Yesterday was my horse Jasper’s birthday. He would have been 28. It’s always a sad day for me because he died 7 years ago. That was the hardest day and year of my life. I remember my friend Lizzie bringing me frozen yogurt when I was sitting on the couch crying when I got the news.
A few years before we bought him, I met Jasper at a horse show where he was being ridden by his previous owner. I was riding “Strike” in the show. We were chatting between classes. You have a lot of down time at horse shows. The slogan is, “hurry up, and wait.” Fast forward a few years and Jasper is giving my mom a kiss at another show:
You have a lot of time to kill at horse shows, but you stand around near the arena in case it’s time for your class. You stand in the hot summer sun in your riding gear. Back then I didn’t have a jacket, and I wanted one. I only had a polo and a dress shirt. Funny how much you want to fit in when you’re young. I remember at my first show I didn’t know what people wore and I wore a polo shirt. All the other girls had hunt coats. I still got two ribbons that day, so I guess it didn’t matter too much.
Jasper was a social horse. He liked spending a lot of time hanging out and having his neck pet. He wasn’t really one to enjoy face petting. He much preferred the neck. He had thin skin, like a baby. He despised the curry comb, so I didn’t. I never used a tough brush on him, and I usually brushed his entire body with a soft brush. I had an even softer brush for his face. For a couple shows, he stood perfectly being braided. He was a pretty patient guy and was so charming. He had a sparkle in his eye unlike anything I’ve ever seen before. He was always bright-eyed, with ears forward, curious and excited about the world around him.

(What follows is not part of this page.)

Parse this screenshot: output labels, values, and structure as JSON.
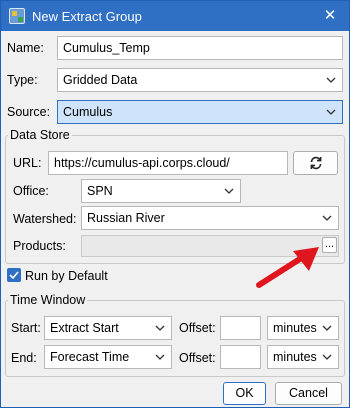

Jasper was a great-grandson of Three Bars, the most influential Thoroughbred in American Quarter Horse history. Here is a really nice story about Three Bars. Bob Gray wrote in the article, “Yes, he was easy to handle but Three Bars was full of fire. He was one of the nicest horses you’d want to have around. But he didn’t like to be brushed or have his feet trimmed. He’d show a lot of white in his eye. If you didn’t know him, you’d think he was thinking about eating you up.” My horse was so similar. All talk and no action. He was very dominant and obstinate in the barn. Before his halter was on you would see a lot of ears back and attitude. Once you handled him he was lovely. Get the halter on and walk him around, he instantly calmed down. He loved the company, but was always a little testy.
A couple years later he was for lease or for sale. We instantly fell in love with his beauty. He was like black beauty with a perfect white diamond. For my entire life–at that point–I wanted a black horse. I still have a thing for black horses. Black horses always catch my eye. They are so elegant. I still would like another black horse. They will always remind me of Jasper.
When I started riding Jasper he was neglected, only being taken out of barn once a week or so. He was underweight and needed consistent care. He was so bored in the barn and had a lot of energy to burn. He had learned a lot of tricks, like breaking away while being tied up and setting himself free. He certainly kept things interesting. We took a lot of time caring for him. I took a lot of lessons with a lot of trainers, groundwork included. He needed a lot of turnout time too because I liked him to get his bucks out before I would ride.
When my mom would take me to the barn she would start talking to me loudly and he would coming whinning in from his paddock. I always got a big whinny, unless I skipped a day of visiting him. Then I got the cold shoulder, no whinny. He would come over, but would not whinny. That made me feel very special. He also had a clock in his mind. He was so excited for our first summer together and learned that I would come to the barn in the morning. He knew he could eat his breakfast and stick his head out of the barn and wait. He knew I would be there soon. People told us they saw him waiting. Then when school would start up again, he would wait for a few days, until he would realize I wasn’t coming until the afternoon. He would occupy himself during the day and start waiting in the afternoon. I always wanted to go to the barn and spend hours turning him out, riding, grooming, feeding, and walking him around. After our daily ride, often times he would want to go walking after.
One time I went out on a trail ride with another girl at the barn and when we were coming back to the barn, he turned around and wanted to go back out again. He was not lazy and that made it a lot more fun. I knew he was having the time of his life. I had him for 8 years, and I wouldn’t say his energy level changed much at all towards the end. He had some arthritis and needed Adequan shots once a month, but he didn’t slow down. I was shocked when he died at 21 because I thought he was going to live longer. So many horses live to be 30. Well, I know if love could have saved him he wouldn’t have died.